An investigative report by Media Foundation for West Africa’s (MFWA) independent journalism project, The Fourth Estate, has been named among the best investigative reports in sub-Saharan Africa for 2021.
This comes barely a year when the MFWA established the non-profit, independent investigative journalism project.
The Global Investigative Journalism Network (GIJN), an international hub for the world’s investigative reporters, named the “The Licensed sex predator, an investigative piece by The Fourth Estate’s Editor-in-Chief, Manasseh Azure Awuni, among the top 10 best investigative stories from the continent.
The ten stories that made the list were selected from eight countries—Ghana, Cameroon, Kenya, South Africa, Nigeria, Rwanda, Liberia and Uganda.
“This collection of 10 investigative stories across eight countries in Africa is a demonstration of what’s possible when reporters on the continent receive the right leadership and support,” the GIJN wrote.
In an investigation that lasted over a year, The Fourth Estate revealed how some women were sexually assaulted by a self-styled physiotherapist, “Dr” Jonathan Ohene Nkunim in his Nature’s Hand Therapeutic Centre.
“Dr” Ohene Nkunim’s victims included a couple who had gone to Nature’s Hand Therapeutic Centre, Gbawe, Accra in 2018 to seek his help to be able to conceive. He ended up sleeping with the woman. Feeling guilty about the affair, she confessed to her husband and that was how the seven-year-old marriage ended.
A young woman was on the verge of suicide because the heart-wrenching pain from her spinal cord convinced her that ending her life was a better option. Someone offered her a lifeline, Jonathan Ohene Nkunim’s hotline.
Ohene Nkunim raped her the first day she entered the facility in pain and lay on the massage bed.
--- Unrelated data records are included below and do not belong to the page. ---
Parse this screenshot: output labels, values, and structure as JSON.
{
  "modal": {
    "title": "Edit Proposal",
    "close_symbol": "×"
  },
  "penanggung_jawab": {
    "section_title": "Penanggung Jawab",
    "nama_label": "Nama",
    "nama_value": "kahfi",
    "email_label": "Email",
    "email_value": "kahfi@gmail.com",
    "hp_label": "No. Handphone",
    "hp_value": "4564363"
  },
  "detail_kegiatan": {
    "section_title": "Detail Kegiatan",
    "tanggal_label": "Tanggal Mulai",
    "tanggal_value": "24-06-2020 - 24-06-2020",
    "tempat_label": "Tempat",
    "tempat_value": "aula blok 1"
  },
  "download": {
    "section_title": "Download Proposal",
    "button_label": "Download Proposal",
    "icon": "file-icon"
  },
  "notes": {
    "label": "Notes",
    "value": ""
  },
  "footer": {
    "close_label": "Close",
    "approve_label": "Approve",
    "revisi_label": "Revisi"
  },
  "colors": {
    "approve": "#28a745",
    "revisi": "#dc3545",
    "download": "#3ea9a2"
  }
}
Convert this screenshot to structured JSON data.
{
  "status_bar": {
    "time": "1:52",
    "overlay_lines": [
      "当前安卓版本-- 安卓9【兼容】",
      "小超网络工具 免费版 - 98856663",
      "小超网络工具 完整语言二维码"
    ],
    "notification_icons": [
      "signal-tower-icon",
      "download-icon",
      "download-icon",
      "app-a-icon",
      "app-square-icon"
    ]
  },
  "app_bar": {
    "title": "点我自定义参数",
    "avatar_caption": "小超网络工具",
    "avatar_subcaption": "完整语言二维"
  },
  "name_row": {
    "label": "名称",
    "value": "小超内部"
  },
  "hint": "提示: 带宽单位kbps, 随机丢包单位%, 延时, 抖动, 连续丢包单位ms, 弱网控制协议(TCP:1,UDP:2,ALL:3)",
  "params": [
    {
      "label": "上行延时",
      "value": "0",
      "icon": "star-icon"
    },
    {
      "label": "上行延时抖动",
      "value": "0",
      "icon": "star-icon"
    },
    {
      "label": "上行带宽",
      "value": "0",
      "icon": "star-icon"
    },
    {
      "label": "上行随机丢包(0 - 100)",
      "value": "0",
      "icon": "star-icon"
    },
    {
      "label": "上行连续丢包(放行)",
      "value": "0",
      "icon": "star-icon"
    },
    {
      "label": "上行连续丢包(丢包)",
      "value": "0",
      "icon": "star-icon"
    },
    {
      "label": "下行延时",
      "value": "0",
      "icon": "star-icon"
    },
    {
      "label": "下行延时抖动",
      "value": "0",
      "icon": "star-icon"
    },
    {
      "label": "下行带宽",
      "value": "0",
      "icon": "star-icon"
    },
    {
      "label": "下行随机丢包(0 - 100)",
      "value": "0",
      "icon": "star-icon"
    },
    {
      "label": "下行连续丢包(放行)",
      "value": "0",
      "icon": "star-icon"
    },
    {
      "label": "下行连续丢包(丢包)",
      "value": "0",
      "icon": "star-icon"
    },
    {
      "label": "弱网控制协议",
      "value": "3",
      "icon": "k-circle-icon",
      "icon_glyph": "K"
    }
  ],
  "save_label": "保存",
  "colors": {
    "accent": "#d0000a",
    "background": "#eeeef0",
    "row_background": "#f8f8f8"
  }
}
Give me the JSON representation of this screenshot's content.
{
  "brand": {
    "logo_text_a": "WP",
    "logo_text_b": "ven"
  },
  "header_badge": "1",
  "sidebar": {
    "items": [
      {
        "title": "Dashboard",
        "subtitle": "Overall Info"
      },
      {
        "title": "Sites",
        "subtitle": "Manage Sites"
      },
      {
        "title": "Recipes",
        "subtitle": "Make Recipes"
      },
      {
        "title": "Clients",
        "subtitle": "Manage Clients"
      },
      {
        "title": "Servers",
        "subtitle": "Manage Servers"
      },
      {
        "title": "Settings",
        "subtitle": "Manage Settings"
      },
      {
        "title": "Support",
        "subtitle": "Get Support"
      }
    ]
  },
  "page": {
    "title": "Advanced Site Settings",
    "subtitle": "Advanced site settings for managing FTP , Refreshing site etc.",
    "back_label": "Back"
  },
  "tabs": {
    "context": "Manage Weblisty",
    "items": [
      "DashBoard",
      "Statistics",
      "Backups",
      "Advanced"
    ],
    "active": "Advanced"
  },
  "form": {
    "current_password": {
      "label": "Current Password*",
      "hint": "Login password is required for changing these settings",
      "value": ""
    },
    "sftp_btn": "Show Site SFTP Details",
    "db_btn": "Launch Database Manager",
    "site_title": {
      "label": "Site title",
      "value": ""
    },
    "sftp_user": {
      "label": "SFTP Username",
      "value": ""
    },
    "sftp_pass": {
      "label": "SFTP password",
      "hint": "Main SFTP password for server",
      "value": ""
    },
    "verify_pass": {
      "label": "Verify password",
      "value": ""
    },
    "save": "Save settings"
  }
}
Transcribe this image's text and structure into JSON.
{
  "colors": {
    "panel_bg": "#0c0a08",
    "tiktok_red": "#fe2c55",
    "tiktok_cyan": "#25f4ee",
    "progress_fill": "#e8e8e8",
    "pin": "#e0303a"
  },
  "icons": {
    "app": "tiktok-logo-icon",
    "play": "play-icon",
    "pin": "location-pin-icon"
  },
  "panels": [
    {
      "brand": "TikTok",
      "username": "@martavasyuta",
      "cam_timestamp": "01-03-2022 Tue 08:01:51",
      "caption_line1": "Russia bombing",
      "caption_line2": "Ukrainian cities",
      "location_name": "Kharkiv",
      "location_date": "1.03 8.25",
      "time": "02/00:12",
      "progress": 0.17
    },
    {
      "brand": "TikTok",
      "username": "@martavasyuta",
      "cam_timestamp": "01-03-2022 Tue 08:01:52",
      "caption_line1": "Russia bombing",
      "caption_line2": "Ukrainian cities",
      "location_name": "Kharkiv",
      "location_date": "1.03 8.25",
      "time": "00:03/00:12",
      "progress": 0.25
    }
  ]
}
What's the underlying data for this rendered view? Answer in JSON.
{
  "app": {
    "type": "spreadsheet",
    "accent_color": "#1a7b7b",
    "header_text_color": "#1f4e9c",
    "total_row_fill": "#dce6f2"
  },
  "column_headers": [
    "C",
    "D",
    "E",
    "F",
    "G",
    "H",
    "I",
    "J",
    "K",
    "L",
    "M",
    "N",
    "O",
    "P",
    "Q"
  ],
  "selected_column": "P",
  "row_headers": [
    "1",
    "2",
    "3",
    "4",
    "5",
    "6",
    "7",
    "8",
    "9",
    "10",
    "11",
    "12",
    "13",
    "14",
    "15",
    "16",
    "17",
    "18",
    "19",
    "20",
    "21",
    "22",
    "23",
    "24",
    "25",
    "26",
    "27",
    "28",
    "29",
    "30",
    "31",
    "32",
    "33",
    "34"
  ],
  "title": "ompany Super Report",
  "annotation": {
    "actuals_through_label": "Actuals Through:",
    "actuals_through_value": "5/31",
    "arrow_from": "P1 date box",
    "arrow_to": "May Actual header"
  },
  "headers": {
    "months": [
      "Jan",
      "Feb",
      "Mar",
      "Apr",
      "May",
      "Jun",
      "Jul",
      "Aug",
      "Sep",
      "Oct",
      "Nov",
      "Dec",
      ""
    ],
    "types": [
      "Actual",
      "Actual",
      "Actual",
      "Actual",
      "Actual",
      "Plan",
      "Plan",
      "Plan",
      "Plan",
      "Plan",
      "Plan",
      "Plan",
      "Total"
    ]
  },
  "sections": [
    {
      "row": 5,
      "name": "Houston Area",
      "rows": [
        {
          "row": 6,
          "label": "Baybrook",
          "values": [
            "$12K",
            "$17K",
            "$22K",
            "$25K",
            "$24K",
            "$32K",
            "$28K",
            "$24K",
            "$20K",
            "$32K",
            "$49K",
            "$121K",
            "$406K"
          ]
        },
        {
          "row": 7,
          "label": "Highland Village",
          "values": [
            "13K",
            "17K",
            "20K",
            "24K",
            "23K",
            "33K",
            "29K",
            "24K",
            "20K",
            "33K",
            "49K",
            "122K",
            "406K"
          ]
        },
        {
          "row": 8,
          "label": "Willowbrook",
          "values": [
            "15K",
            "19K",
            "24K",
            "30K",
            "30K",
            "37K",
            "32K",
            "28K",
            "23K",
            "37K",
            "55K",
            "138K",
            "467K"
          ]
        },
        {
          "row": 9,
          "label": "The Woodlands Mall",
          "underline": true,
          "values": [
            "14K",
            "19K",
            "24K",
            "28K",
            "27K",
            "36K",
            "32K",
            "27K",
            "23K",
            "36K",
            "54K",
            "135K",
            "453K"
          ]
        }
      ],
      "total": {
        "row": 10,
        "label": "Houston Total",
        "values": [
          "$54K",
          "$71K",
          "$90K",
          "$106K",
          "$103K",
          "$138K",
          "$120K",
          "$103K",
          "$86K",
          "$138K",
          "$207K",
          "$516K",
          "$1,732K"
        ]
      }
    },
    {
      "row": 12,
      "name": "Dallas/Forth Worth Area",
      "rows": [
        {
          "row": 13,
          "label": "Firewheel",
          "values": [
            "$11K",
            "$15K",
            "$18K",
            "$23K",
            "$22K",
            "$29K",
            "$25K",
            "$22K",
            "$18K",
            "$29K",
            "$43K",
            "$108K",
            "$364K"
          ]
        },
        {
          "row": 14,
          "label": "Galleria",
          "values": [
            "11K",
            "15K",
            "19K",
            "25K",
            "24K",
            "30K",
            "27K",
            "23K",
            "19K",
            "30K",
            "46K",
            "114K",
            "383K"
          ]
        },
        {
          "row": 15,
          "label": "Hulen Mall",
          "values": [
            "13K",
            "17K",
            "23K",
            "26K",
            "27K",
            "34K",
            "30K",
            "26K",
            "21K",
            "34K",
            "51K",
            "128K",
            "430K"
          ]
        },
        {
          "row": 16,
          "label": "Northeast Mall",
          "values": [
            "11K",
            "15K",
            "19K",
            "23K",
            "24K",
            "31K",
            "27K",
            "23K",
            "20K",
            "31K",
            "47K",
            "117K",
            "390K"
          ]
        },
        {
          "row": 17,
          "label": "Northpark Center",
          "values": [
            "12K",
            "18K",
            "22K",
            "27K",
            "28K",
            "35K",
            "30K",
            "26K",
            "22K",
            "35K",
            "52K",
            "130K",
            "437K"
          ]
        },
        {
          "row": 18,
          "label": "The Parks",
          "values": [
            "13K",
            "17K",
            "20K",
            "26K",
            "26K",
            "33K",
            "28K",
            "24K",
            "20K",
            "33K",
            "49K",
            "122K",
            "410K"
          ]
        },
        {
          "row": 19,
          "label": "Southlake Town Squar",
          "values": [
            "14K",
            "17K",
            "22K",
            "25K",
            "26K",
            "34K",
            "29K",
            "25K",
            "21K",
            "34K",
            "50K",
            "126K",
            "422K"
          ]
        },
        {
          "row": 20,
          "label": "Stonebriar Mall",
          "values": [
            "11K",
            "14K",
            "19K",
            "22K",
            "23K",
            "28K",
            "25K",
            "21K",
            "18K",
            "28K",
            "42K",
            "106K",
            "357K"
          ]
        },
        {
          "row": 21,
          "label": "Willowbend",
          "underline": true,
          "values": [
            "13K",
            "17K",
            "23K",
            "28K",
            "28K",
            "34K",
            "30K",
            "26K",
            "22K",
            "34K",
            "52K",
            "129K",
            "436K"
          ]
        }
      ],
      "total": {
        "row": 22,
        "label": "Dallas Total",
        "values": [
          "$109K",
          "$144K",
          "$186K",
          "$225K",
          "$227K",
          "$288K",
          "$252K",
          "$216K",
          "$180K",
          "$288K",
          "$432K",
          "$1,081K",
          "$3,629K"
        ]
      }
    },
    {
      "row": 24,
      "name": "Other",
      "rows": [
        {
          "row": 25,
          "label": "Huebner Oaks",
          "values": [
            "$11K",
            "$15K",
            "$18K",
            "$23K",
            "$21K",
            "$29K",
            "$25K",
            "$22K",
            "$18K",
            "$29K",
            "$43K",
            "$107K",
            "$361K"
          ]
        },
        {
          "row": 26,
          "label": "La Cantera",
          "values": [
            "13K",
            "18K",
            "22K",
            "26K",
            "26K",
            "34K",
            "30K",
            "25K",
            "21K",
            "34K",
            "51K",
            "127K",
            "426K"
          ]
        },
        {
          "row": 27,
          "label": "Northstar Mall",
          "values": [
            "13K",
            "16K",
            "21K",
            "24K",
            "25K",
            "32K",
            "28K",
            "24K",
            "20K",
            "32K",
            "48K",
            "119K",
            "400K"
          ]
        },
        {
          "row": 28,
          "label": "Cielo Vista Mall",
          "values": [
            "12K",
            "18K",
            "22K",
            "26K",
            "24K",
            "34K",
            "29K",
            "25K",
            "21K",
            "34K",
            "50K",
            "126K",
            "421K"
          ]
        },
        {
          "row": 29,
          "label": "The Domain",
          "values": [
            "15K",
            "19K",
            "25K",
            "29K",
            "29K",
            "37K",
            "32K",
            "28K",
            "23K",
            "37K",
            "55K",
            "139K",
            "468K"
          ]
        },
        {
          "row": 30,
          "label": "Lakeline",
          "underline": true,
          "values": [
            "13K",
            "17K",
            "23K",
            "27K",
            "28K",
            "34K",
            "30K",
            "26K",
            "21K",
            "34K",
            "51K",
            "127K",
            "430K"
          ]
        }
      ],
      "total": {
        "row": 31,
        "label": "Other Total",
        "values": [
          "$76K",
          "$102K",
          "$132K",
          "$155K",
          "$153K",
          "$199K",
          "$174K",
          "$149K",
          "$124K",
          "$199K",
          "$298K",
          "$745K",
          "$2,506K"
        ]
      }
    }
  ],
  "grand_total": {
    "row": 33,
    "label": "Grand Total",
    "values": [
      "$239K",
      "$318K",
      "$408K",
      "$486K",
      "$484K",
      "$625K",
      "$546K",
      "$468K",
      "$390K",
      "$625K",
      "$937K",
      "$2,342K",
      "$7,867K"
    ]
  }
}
He left incriminating evidence in his WhatsApp conversation with her after the ordeal. He admitted he did not seek her permission before having sex with her.
Nkunim claimed the procedure he wanted to perform required sexual arousal. He said he should have “sensitised” her before proceeding. Nkunim then apologised profusely. But he did not stop.
Eulogising the story, the GIJN said:
“Ghana’s latest investigative journalism nonprofit, The Fourth Estate, created by the Media Foundation for West Africa (MFWA), was the force behind one of the most consequential investigations to come out of Africa this past year.
“Braving harrowing testimonies from victims and disturbing evidence from an undercover investigation, reporter Manasseh Azure Awuni exposed a health practitioner who used his registered practice to sexually assault women seeking reproductive treatment and support. The three-part series is one of those instances where an undercover investigation provides irrefutable evidence, despite denials by the perpetrator.
“Eventually, the overwhelming proof against that proprietor led to his arrest and confession, putting to an end to his exploitation of desperate victims.”
The GIJN described as “remarkable” the level of investigative journalism that emerged from sub-Saharan Africa in 2021 particularly at a time newsrooms in Africa were increasingly struggling with shortages of cash and threats to press freedom.
“For many of the eye-catching stories that made it to this year’s editor’s pick, the reporting time ranged from three months to a full year. This points to a growing ability by journalists in Africa to dedicate ample time — and, indeed, resources — to a single story,” it said.
But there is more to it.
“Several factors account for this strong dedication to in-depth reporting. First, nonprofit media outlets are helping fill the vacuum created by cash and resource-strapped traditional media organizations. Foundations and development agencies are also offering more consistent and more generous reporting grants, with greater opportunities for long-form investigations, even for freelance journalists,” it explained.
About The Fourth Estate project
The MFWA launched The Fourth Estate in 2021 as a non-profit, independent investigative journalism project.
The project emerged out of about three years of planning and brainstorming and is a response to the dearth of critical, analytical, in-depth, and independent journalism in Ghana and in many countries in West Africa.
The Fourth Estate project was established to focus on asserting the watchdog role of the media to promote transparency, accountability, and anti-corruption in governance through independent, fact-based journalism
The project prioritises quality investigative and in-depth reporting in the areas of governance, environment (especially climate change issues and the extractives sector), health, and human rights.
Read more about The Fourth Estate here.